3. "Mort Sahl's America"
"If anybody comes up to you and says 'My kid is a conservative -- why is that' you say, 'remember in the 60's when we told you if you kept using drugs your kids would be mutants?'"
"Washington couldn't tell a lie, Nixon couldn't tell the truth, and Reagan couldn't tell the difference."
"Most people past college age are not atheists. It's too hard to be in society, for one thing. Because you don't get any days off. And if you're an agnostic you don't know whether you get them off or not."
"I took a course at Cal once called Statistical Analysis. And there was a guy in the course who used to make up all his computations and he never used Sigma. He used his own initials. 'Cause he was the standard deviation."
"Liberals feel unworthy of their possessions. Conservatives feel they deserve everything they've stolen."
"He was wearing a velvet shirt open to the navel. And he didn't have one. Which is either a show business gimmick, or the ultimate rejection of mother."
On his fans' reaction to his Kennedy Jokes: "We thought (Kennedy's election) was what you wanted." His salty response: "You didn't have to do it for me!"
Information on when Sahl's albums were published is hard to come by and often contradictory. I have omitted albums that he merely appeared on and focused on his own recordings. If anyone has any info on these that I might be wrong on please /msg me. My thanks to Google Answers, www.mortsahl.com and the All Music Guide.
- MORT SAHL AT SUNSET (Fantasy 7005) 1955
- THE FUTURE LIES AHEAD (Verve MGV 150002) 1958
- LOOK FORWARD IN ANGER (Verve MGV 150004) 1960
- A WAY OF LIFE (Verve MGV 150006) 1960
- AT THE HUNGRY I (Verve MGVS 15012) 1960
- THE NEXT PRESIDENT (Verve MGVS 615021) 1961
- THE NEW FRONTIER (Reprise R 5002) 1961
- ON RELATIONSHIPS (Reprise R 5003) 196?
- THE AGE OF ANXIETY (Radiola MR 1151) 197?

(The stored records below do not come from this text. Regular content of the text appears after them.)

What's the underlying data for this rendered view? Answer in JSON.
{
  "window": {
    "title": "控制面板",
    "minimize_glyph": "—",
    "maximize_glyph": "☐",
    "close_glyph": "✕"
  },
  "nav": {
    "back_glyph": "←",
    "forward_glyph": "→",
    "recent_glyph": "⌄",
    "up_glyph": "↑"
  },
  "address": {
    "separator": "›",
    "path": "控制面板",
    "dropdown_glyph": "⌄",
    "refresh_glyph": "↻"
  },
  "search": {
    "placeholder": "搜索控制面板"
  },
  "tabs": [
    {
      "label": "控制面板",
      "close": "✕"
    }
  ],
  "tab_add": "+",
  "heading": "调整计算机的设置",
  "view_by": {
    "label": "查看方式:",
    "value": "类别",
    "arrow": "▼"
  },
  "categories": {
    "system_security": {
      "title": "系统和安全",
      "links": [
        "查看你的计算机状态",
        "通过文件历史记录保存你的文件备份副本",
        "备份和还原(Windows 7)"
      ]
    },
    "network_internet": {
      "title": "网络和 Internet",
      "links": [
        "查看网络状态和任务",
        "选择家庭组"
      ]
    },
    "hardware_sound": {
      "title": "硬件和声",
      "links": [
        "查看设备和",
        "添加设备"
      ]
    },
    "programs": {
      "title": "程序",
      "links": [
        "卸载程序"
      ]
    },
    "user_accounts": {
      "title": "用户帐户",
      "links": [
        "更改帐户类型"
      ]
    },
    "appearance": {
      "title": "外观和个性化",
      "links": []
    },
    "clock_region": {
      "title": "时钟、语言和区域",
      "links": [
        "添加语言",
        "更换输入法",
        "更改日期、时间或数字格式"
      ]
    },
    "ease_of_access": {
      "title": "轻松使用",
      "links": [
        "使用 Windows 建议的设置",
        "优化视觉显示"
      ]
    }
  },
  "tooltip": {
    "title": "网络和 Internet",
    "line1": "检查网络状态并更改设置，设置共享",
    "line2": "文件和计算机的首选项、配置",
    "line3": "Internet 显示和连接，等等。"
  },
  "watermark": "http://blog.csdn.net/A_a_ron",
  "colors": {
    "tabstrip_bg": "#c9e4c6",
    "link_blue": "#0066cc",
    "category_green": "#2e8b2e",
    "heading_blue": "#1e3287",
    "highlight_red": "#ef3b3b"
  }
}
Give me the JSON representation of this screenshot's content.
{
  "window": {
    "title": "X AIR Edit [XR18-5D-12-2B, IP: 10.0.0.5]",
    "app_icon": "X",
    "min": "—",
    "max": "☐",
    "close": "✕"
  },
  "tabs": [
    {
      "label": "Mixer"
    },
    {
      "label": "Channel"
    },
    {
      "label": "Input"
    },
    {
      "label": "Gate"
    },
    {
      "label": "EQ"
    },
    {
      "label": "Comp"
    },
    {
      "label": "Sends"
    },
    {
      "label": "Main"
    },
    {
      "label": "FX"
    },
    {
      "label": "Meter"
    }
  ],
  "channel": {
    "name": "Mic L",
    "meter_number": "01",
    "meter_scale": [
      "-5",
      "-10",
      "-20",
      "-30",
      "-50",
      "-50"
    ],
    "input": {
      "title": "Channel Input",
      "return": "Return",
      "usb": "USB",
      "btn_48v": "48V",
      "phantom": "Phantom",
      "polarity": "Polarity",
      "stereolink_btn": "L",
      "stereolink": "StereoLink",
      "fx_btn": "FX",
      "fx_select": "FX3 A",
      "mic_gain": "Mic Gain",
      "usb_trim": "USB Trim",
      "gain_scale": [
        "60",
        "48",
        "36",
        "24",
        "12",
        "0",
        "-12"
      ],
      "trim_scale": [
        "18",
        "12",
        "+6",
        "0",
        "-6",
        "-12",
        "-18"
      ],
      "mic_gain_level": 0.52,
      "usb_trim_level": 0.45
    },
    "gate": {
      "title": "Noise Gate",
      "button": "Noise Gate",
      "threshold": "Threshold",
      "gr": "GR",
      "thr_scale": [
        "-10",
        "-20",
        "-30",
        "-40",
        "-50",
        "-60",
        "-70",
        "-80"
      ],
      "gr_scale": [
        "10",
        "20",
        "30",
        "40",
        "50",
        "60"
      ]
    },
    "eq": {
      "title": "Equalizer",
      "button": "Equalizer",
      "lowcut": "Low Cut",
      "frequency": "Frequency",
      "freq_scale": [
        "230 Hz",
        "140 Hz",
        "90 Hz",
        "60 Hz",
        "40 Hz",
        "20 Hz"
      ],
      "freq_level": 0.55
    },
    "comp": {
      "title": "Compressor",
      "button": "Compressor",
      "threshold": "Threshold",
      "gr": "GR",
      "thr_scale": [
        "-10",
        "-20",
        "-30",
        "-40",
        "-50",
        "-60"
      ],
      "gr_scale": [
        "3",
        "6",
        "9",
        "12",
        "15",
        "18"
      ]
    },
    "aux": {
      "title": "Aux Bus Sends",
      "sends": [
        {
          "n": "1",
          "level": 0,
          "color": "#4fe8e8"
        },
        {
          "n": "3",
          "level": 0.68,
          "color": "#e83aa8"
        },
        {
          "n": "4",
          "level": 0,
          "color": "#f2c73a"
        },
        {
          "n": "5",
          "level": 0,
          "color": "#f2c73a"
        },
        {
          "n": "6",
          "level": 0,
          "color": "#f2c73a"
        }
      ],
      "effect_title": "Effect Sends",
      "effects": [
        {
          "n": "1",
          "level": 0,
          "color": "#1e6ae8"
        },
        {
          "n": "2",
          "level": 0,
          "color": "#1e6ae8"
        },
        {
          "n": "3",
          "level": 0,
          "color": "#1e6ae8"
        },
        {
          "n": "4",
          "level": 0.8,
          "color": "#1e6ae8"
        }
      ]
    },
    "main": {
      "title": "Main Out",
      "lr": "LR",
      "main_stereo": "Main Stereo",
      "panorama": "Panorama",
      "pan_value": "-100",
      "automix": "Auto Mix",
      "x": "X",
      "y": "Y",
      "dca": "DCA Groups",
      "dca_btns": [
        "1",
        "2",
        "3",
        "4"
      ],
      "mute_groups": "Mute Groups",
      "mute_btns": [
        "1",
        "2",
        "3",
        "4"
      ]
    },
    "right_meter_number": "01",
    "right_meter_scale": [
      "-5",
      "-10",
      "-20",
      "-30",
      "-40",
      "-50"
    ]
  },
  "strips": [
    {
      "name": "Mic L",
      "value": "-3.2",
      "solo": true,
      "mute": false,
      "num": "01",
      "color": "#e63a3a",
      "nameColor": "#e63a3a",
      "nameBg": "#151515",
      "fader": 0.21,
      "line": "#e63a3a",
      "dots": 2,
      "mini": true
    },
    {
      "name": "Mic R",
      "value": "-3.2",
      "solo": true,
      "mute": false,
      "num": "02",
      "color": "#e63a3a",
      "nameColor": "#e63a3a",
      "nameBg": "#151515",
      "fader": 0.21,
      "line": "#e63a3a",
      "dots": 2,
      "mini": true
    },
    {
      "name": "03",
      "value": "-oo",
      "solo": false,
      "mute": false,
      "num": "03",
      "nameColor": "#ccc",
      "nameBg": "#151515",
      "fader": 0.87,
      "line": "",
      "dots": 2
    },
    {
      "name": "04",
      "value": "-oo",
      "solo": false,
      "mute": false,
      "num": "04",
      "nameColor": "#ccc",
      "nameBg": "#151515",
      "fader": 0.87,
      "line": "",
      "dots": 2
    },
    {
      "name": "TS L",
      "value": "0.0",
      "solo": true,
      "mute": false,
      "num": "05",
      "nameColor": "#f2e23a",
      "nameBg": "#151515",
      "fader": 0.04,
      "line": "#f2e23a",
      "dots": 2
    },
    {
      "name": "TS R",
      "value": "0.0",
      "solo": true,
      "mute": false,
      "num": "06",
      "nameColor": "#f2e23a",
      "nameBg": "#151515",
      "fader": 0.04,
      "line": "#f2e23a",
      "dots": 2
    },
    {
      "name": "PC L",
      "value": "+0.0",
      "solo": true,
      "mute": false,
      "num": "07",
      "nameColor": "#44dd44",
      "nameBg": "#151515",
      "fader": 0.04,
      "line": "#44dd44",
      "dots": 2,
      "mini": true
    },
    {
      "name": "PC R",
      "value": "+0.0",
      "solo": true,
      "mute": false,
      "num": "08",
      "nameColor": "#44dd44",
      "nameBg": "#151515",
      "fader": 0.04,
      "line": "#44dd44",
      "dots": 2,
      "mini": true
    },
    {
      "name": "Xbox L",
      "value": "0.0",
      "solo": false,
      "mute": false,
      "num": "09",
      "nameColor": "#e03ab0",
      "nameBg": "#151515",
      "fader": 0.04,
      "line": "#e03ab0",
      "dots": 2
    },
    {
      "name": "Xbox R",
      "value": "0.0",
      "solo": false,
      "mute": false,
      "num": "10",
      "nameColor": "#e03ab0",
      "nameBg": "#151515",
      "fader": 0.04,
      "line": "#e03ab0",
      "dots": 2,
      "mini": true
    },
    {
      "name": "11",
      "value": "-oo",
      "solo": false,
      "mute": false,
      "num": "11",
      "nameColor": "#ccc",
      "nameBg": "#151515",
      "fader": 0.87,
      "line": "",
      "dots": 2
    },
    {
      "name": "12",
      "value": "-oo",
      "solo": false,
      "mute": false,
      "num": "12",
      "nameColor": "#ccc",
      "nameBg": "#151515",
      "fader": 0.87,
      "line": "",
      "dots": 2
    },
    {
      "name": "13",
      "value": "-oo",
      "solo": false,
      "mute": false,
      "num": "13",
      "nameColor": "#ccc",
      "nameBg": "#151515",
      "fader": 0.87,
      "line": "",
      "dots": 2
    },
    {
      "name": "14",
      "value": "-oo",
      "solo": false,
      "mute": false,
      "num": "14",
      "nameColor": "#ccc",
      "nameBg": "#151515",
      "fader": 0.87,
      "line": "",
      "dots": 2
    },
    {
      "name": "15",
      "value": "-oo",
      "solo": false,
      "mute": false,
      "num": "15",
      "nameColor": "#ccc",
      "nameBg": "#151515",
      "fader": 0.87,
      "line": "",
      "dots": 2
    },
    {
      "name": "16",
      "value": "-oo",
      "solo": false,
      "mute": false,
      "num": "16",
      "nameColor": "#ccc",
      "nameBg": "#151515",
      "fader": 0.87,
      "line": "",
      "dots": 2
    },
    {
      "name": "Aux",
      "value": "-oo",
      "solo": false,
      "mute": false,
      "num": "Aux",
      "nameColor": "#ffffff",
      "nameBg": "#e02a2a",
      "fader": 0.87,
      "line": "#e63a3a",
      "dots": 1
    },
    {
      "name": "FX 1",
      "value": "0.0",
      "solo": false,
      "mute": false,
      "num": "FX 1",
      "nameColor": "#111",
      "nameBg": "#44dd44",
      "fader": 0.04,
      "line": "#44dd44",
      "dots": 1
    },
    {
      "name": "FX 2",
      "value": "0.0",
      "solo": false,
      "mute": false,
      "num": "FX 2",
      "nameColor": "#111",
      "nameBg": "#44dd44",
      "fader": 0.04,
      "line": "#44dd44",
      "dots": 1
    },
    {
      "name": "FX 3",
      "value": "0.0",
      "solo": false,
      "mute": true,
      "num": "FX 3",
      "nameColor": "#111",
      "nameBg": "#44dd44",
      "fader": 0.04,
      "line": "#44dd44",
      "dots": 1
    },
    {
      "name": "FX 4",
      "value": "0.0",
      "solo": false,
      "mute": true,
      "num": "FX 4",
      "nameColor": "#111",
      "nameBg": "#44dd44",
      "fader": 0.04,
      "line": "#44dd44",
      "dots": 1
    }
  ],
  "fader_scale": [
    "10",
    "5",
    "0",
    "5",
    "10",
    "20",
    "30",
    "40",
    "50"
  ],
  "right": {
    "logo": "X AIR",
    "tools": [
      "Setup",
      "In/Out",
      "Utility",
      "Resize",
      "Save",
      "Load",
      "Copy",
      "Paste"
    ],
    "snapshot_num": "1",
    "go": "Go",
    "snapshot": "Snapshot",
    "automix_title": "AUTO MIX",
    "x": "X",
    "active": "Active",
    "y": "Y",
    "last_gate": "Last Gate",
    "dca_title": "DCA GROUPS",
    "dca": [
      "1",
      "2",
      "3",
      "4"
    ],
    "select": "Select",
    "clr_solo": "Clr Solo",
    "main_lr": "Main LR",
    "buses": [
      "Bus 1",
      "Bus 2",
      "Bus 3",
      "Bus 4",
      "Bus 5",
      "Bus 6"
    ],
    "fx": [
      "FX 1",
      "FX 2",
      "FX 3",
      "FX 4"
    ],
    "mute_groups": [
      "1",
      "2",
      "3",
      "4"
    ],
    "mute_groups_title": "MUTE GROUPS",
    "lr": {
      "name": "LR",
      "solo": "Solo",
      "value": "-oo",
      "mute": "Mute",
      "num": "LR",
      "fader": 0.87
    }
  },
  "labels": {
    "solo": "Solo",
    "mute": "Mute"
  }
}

- ANYWAY...ONWARD (Mercury MG/SR 61112) 1967
- SING A SONG OF WATERGATE (GNP Crescendo GNPS 2070) 1973
- MORT SAHL'S AMERICA (Dove Audio 2291731802) 1997